An optimum designs were found to have surface areas of 36–63 m2 GJ−1.

The optimum non-dimensional length was between 40 and 60.

The optimum non-dimensional radius was between 1.3 and 1.8.

Tube lengths of >1 m (e.g. 5 m) are desired to minimize the unit’s cost.

The total cost of the optimal designs was estimated to be 27–170 US$ kWhth−1.


A simple shell and tube heat exchanger provides a straightforward design for near-term integration of latent heat thermal energy storage (LHTES) systems in concentrated solar thermal-tower (CST-tower) plants, but currently there is no literature available for this configuration in the 286–565 °C temperature range. Therefore, the primary objective of this work is to evaluate the potential of this configuration for CST-tower plants. In addition, a proper design method of this storage configuration should simultaneously account for the effects of geometric parameters and the number of modules. The present work optimizes these parameters for market ready phase change materials (PCM) that are suitable in the aforementioned temperature range. This optimization consisted of fixing the PCM volume while varying the other geometric parameters (namely, L,  L/d,  R/ro) simultaneously over a wide range. The goal was to achieve the highest amount of total stored/delivered energy with a minimum heat transfer surface area.
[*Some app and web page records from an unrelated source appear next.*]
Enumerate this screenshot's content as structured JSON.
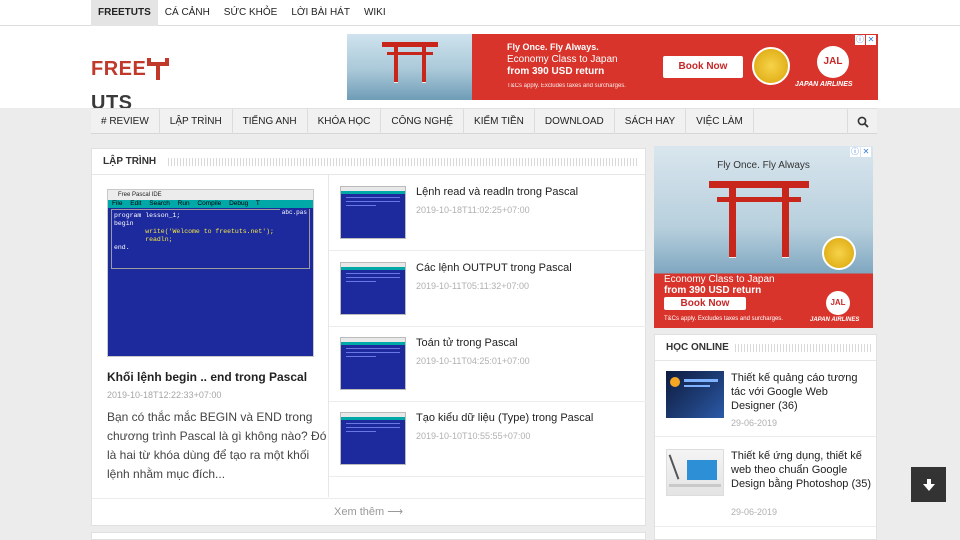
{
  "topbar": {
    "links": [
      "FREETUTS",
      "CÁ CẢNH",
      "SỨC KHỎE",
      "LỜI BÀI HÁT",
      "WIKI"
    ]
  },
  "logo": {
    "left": "FREE",
    "right": "UTS"
  },
  "ad_top": {
    "tagline": "Fly Once. Fly Always.",
    "line1": "Economy Class to Japan",
    "line2": "from 390 USD return",
    "fine": "T&Cs apply. Excludes taxes and surcharges.",
    "book": "Book Now",
    "brand": "JAPAN AIRLINES",
    "jal": "JAL"
  },
  "nav": {
    "items": [
      "# REVIEW",
      "LẬP TRÌNH",
      "TIẾNG ANH",
      "KHÓA HỌC",
      "CÔNG NGHỆ",
      "KIẾM TIỀN",
      "DOWNLOAD",
      "SÁCH HAY",
      "VIỆC LÀM"
    ]
  },
  "main": {
    "title": "LẬP TRÌNH",
    "feature": {
      "ide_title": "Free Pascal IDE",
      "ide_menu": "File Edit Search Run Compile Debug T",
      "ide_file": "abc.pas",
      "code_1": "program lesson_1;",
      "code_2": "begin",
      "code_3": "        write('Welcome to freetuts.net');",
      "code_4": "        readln;",
      "code_5": "end.",
      "title": "Khối lệnh begin .. end trong Pascal",
      "date": "2019-10-18T12:22:33+07:00",
      "desc": "Bạn có thắc mắc BEGIN và END trong chương trình Pascal là gì không nào? Đó là hai từ khóa dùng để tạo ra một khối lệnh nhằm mục đích..."
    },
    "posts": [
      {
        "title": "Lệnh read và readln trong Pascal",
        "date": "2019-10-18T11:02:25+07:00"
      },
      {
        "title": "Các lệnh OUTPUT trong Pascal",
        "date": "2019-10-11T05:11:32+07:00"
      },
      {
        "title": "Toán tử trong Pascal",
        "date": "2019-10-11T04:25:01+07:00"
      },
      {
        "title": "Tạo kiểu dữ liệu (Type) trong Pascal",
        "date": "2019-10-10T10:55:55+07:00"
      }
    ],
    "more": "Xem thêm ⟶"
  },
  "ad_side": {
    "tagline": "Fly Once. Fly Always",
    "line1": "Economy Class to Japan",
    "line2": "from 390 USD return",
    "book": "Book Now",
    "fine": "T&Cs apply. Excludes taxes and surcharges.",
    "brand": "JAPAN AIRLINES",
    "jal": "JAL"
  },
  "side": {
    "title": "HỌC ONLINE",
    "items": [
      {
        "title": "Thiết kế quảng cáo tương tác với Google Web Designer (36)",
        "date": "29-06-2019"
      },
      {
        "title": "Thiết kế ứng dụng, thiết kế web theo chuẩn Google Design bằng Photoshop (35)",
        "date": "29-06-2019"
      }
    ]
  },
  "colors": {
    "brand_red": "#c0392b",
    "ad_red": "#d8342c",
    "ide_blue": "#1d2a9e"
  }
}
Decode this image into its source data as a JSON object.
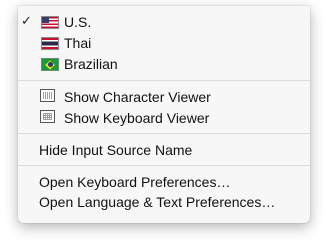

This analysis revealed that there was an optimum area between 36 and 63 m2 GJ−1 (or 0.12–0.22 m2 kWhth−1), depending on the PCM employed. This optimum surface area can be obtained with several combinations of geometric parameters, but only certain combinations were found to achieve the highest total stored/delivered energy. The charging and discharging efficiency for the selected PCMs was found to be ∼99% and 75–85%, respectively. Using the optimized designs, the cost of this shell and tube LHTES system was found to vary between 27 and 170 US$ kWhth−1, which indicates that with further development it may be competitive with conventional sensible storage systems (e.g. two-tank molten salts).


  • High temperature;
  • Phase change material;
  • Concentrating solar power;
  • Parametric analysis;
  • Optimization;
  • Shell and tube tank

Be the first to comment

Leave a Reply

Your email address will not be published.